As Kristin already mentioned on Friday, the third issue of STYLO came out this past week. It’s an online magazine that shows the world that you can sew cool clothes for your kids. It includes dressier clothes and amazing fashion photography.
Stacy is back today to share her work that appeared in the latest issue of STYLO. It’s a complete head-to-toe Oliver + S ensemble that she created for her tween girl. One garment is a faux fur Firefly Jacket that is a unique and luxurious piece, something special and perfect for the holiday season that is now upon us. The Firefly Jacket is designed to be a reversible jacket, so just know that when it’s made out of faux fur it becomes nonreversible. For this jacket under the suggested fabrics it does state: “Note: Not recommended for directional prints or napped fabrics.” Stacy figured out how to make it work with a napped faux fur and is going to show us how. Take it away Stacy!
I was very excited to participate in the STYLO Issue 3, and to use some Oliver + S patterns for my little tween!
For this black and white striped top I used the Sailboat Top pattern.
The only modifications I made were to use a knit for this woven pattern, and I used hollow hexagon shaped snaps instead of buttons at the shoulders, having the back snap over the front.
This pattern goes up to a size 8 (just outside the tween range), so I added an extra 1.5″ to the sleeves for my long kid who is nine. The length was about what I wanted for this, but a normal shirt I would have added more.
(By the way, I made the belt too with a “buckle” I got at a fabric warehouse, glitter stretch velvet elastic, and a silver snap.)
For the metallic black and white shorts I used the Sketchbook Shorts pattern.
I wanted a pair of shorts that had a cuff, and could not find any, so as a sewist (the reason why we sew!), I modified the pattern. The material here is a bit of a scratchy and unraveling fabric, so I lined everything using a black and white animal skin print cotton. I used the lining as if it were interfacing and just sewed everything at the same time.
Here is what I changed for the pattern:
- I added a zipper fly. The link is to an Oliver + S tutorial on how to add a zip fly, so my contribution is to just say the only extra I cut was the fly shield and some extra length on the waist piece for the overlap. If you haven’t done a fly zipper before, it is not that hard. At this point I try to do them more often than not. My kids are tweens and are at that age where they need to have clothes that have real zippers.
- I cut off 3″ from the length and added a cuff. I measured where I wanted the cuff, cut enough where I would have a little hem underneath, and cuffed at the length I needed. I sewed a seam on the bottom of the cuff, and attached at the side seams to keep the cuff from folding down.
- I added a 1″ pleat to the front. Just make sure it is even on each side, and sewed it down about 2 inches. I wanted a pair of shorts with a pleat and I knew this would be wide on her. Most things are, as she is fairly thin. This brought the front in enough that I didn’t need to add any elastic to the front waistband. There is still elastic on the back waistband.

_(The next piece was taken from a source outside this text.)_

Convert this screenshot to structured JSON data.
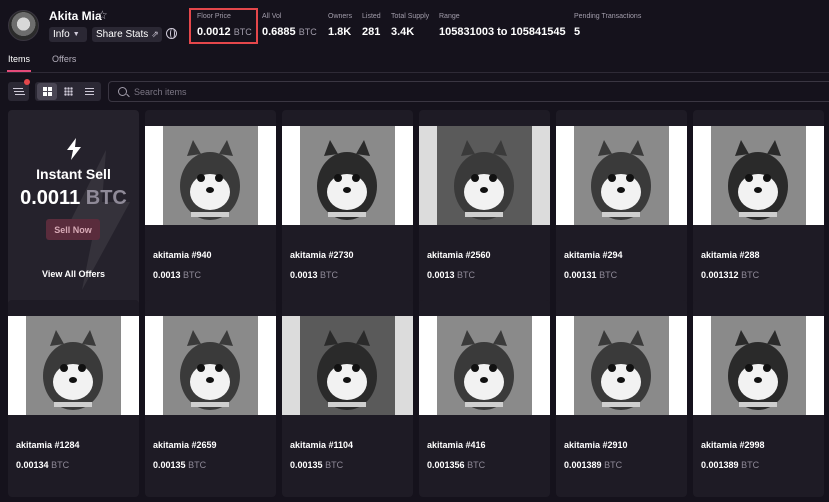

For the faux fur jacket I used the Firefly Jacket pattern. This is super soft faux fur, and it looks like it has black and white striped feathers hanging down. I made a size 9 jacket from only one yard (58 inches wide) of faux fur! For the jacket lining I used a solid black fabric.
I love the pattern piece for this jacket, where it has the front and back in one piece, joined in the center back. Unfortunately that doesn’t work with fabric that has a nap, like faux fur where it goes in only one direction.
I had to cut the pattern piece up, and cut it so the nap went the same way for the front and back. So the modifications are:
- Cut the front and back separate, and add a good 1/2″ seam allowance. I cut each piece separately, and did not double up the fabric when cutting.
Important note when cutting fur: don’t just cut it like a normal fabric, thereby cutting the fur on the pattern lines. This has long fur, so I slid the scissors under the fabric backing, making sure to not cut the fur “hairs” off. Otherwise it will look like you gave your coat a haircut.
- When sewing with fur you need to have a long stitch length, and push the fur on the other side of the stitch line. After sewing the seam you have to use the end of a seam ripper, or some other similar apparatus, and pull the fur out of the seam. Otherwise, it is very obvious where it was sewed.
Faux fur isn’t hard to sew with, it’s just messy and a little cumbersome. Be sure to shake off the fabric outside after cutting (same goes with minky fabric). Otherwise everything gets coated with cut fur!
I hope you liked my Oliver + S STYLO outfit, and the modifications I made for it to be tween friendly. She did really like the outfit and especially the plush fur coat!